April 1942


Arch Otolaryngol. 1942;35(4):523-529. doi:10.1001/archotol.1942.00670010528002

The evaluation of the clinical results obtained by the use of chemotherapeutic agents is being constantly recorded in present day literature by numerous investigators. The use of chemotherapeutic measures in the routine treatment of nondiphtheritic croup has been in effect at Willard Parker Hospital1 during the past eighteen months, and the results noted following this procedure are hereby presented.

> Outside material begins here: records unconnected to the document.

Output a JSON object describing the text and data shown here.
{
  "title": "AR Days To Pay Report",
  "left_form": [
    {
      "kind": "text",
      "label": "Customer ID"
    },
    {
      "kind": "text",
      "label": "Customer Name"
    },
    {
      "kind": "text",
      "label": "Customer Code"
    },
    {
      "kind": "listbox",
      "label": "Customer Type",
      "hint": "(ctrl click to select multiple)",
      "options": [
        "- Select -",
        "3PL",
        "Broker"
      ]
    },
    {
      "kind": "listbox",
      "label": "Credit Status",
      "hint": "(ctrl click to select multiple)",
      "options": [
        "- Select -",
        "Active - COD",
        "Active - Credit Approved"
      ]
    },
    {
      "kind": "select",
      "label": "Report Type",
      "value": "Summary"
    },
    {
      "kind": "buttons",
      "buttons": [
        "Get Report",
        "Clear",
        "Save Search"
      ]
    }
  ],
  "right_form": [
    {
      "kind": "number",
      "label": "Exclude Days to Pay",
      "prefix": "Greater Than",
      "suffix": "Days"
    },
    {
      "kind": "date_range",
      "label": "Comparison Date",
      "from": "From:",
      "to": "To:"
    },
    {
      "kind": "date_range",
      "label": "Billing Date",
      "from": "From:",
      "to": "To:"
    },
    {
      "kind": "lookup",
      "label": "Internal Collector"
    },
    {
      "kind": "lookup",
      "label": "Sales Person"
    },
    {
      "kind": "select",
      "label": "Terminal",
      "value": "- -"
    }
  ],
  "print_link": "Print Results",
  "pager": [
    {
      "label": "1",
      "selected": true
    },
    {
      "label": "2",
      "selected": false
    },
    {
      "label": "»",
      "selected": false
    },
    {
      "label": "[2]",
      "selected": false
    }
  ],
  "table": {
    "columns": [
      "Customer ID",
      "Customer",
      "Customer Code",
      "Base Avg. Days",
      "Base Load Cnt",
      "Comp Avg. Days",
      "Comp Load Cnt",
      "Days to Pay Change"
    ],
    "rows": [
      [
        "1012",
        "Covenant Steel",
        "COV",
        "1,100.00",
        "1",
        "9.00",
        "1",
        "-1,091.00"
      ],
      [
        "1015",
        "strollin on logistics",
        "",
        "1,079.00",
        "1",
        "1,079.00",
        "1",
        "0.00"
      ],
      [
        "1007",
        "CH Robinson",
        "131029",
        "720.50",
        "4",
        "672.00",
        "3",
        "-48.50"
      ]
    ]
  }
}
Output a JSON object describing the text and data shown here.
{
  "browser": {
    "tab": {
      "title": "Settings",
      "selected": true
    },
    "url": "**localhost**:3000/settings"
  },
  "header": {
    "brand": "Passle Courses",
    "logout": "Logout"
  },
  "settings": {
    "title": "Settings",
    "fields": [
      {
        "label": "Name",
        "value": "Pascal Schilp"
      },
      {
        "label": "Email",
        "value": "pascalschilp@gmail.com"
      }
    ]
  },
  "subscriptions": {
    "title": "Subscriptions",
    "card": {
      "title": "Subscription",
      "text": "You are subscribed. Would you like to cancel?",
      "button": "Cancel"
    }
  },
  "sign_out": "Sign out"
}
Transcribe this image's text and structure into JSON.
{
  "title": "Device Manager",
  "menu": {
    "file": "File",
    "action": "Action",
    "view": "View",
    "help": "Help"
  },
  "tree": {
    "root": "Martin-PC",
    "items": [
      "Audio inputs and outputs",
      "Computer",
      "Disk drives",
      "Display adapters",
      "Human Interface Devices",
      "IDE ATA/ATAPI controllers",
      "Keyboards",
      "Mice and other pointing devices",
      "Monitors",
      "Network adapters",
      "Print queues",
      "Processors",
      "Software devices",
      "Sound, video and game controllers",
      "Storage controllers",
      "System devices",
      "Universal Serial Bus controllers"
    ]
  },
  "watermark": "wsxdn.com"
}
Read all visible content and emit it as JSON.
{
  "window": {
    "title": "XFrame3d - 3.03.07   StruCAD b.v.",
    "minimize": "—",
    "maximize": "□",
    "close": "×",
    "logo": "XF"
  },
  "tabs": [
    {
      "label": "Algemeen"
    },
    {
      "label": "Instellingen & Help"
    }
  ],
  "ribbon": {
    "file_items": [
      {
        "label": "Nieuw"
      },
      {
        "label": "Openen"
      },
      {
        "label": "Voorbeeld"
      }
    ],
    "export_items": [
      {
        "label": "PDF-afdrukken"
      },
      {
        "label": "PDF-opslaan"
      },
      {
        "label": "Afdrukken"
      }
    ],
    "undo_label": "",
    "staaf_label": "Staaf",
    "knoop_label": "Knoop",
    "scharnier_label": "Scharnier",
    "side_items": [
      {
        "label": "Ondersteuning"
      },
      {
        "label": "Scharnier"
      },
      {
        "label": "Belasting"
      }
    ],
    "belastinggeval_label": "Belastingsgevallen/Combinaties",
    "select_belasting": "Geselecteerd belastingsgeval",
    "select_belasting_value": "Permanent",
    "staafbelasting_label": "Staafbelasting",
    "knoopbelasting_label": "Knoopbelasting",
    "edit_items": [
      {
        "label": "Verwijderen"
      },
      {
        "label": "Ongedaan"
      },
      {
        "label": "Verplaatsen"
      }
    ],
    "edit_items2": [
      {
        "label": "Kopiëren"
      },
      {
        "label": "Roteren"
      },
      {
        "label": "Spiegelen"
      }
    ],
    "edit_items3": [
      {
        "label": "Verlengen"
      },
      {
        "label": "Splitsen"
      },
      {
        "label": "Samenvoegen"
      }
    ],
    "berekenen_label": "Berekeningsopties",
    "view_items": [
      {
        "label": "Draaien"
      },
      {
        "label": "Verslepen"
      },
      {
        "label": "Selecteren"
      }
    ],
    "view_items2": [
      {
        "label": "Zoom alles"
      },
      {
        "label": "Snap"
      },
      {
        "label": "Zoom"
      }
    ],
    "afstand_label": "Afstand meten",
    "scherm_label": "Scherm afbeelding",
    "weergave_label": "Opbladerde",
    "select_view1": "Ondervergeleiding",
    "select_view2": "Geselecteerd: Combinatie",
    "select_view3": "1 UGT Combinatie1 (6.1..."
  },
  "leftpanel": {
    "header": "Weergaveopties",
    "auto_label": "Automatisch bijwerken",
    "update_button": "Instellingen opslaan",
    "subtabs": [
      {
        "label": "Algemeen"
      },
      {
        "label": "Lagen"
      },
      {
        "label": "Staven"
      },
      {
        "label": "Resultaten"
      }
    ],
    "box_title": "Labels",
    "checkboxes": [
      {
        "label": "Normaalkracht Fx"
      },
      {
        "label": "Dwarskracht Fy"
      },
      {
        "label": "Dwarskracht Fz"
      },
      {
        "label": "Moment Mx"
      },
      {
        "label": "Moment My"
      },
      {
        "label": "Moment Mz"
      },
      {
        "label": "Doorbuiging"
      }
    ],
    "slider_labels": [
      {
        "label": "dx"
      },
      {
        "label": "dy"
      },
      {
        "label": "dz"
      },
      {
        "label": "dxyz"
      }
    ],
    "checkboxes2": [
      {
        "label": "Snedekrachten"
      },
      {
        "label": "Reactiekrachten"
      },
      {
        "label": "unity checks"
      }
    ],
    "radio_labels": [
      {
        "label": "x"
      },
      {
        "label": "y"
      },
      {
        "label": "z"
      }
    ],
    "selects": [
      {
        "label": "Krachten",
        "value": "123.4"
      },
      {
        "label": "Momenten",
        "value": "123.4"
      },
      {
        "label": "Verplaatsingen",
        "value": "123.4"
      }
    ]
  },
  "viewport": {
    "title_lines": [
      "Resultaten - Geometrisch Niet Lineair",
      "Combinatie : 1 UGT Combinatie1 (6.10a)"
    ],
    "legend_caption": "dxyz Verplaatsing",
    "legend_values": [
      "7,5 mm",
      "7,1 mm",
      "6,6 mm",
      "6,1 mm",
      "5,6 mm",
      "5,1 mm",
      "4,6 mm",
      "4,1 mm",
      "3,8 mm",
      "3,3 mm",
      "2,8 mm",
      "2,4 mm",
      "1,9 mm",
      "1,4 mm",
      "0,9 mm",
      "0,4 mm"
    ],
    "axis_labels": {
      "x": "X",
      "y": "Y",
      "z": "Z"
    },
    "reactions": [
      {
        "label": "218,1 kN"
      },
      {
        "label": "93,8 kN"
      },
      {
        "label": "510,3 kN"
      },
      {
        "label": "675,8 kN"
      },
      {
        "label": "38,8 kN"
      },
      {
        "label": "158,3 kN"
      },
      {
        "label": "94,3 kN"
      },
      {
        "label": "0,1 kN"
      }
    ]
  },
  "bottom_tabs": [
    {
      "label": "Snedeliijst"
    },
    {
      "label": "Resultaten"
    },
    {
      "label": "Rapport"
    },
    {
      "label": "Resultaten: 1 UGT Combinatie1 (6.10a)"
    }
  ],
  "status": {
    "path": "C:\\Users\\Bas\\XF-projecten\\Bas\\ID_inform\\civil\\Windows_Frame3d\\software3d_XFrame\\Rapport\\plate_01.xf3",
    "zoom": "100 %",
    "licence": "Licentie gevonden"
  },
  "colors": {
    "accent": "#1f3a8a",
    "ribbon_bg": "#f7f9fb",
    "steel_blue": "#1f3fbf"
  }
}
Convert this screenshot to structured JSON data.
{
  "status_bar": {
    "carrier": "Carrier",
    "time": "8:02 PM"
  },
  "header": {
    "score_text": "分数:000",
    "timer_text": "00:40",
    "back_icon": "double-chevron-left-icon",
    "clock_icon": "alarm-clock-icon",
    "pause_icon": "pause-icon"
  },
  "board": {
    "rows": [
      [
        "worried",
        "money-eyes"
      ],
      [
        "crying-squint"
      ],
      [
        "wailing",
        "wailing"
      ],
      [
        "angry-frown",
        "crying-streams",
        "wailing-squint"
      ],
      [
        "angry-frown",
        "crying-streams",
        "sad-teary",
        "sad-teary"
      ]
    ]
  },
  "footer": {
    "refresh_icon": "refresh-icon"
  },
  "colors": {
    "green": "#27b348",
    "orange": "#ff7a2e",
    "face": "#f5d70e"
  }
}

In order to arrive at a fairly accurate conclusion relative to the effectiveness of these agents, a comparison was made of the statistics derived from the cases of nonspecific croup prior to the inauguration of chemotherapy with those from an approximately equal number of cases in which this treatment was routinely employed. Inasmuch as there had been no remarkable variation in the general management of the patients in the croup wards in the two series, it was felt that any change in the mortality rate may reasonably be assumed to have

Add or change institution